Romney calls Etch a Sketch remark an "amusing anecdote"

Republican Presidential candidate and former Massachusetts Gov. Mitt Romney speaks during a campaign stop at Lawrence University March 30, 2012 in Appleton, Wisconsin.
Getty Images/Scott Olson
Mitt Romney speaks during a campaign stop
Getty Images/Scott Olson

On the day Rick Santorum begins a five-day vacation, Mitt Romney wasted no time talking up his opponent's expectation in his home state.

"He's gonna obviously do well in Pennsylvania; it's his home state. We all win our home states. Newt Gingrich did; I did; that's the expectation." the former Massachusetts governor said in an interview on a Fox radio program this morning.

Wednesday on the program Romney's senior adviser Eric Fehrnstrom responded to his famous Etch a Sketch comments: "Look, it's a fact that the race does change and I was referring to the race, not the candidate. I told the governor that there was another board game I played when I was a youngster; it was called "Sorry.'"

Thursday Romney responded calling the Etch a Sketch gaffe an "amusing anecdote."

The Romney campaign has shifted its focus to President Obama and the general election. Romney took on Obama in Thursday's interview.

On Tuesday Obama knocked Romney for his praise of the budget blue print laid out by House Budget Committee Chairman Paul Ryan, R-Wis. "He even called it marvelous, which is a word that you don't often hear when it comes to describing a budget," the president said.

Romney responded sharply Thursday: "Frankly, I can think of a lot of wonderful adjectives to describe how happy we will all be when we send Barack Obama home."

Romney criticized Obama's comments concerning the Supreme Court.

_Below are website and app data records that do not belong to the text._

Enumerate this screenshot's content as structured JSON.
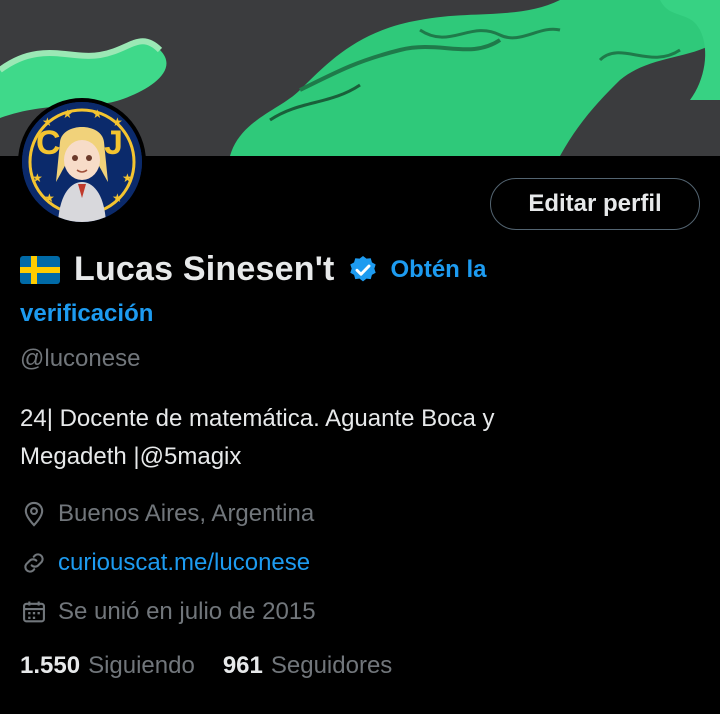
{
  "profile": {
    "display_name": "Lucas Sinesen't",
    "get_verified_part1": "Obtén la",
    "get_verified_part2": "verificación",
    "handle": "@luconese",
    "bio_line1": "24| Docente de matemática. Aguante Boca y",
    "bio_line2": "Megadeth |@5magix",
    "location": "Buenos Aires, Argentina",
    "website": "curiouscat.me/luconese",
    "joined": "Se unió en julio de 2015",
    "following_count": "1.550",
    "following_label": "Siguiendo",
    "followers_count": "961",
    "followers_label": "Seguidores"
  },
  "actions": {
    "edit_profile_label": "Editar perfil"
  },
  "icons": {
    "flag": "sweden-flag-icon",
    "verified": "verified-badge-icon",
    "location": "location-pin-icon",
    "link": "link-icon",
    "calendar": "calendar-icon"
  },
  "colors": {
    "accent": "#1d9bf0",
    "muted": "#71767b",
    "text": "#e7e9ea",
    "background": "#000000"
  }
}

During a press conference on Monday the president said he was " confident that the Supreme Court will not take what would be an unprecedented, extraordinary step of overturning a law that was passed by a strong majority of a democratically elected Congress." Romney said that was "patently wrong," adding that Obama "has to know that. He did got to law school and he was a law professor."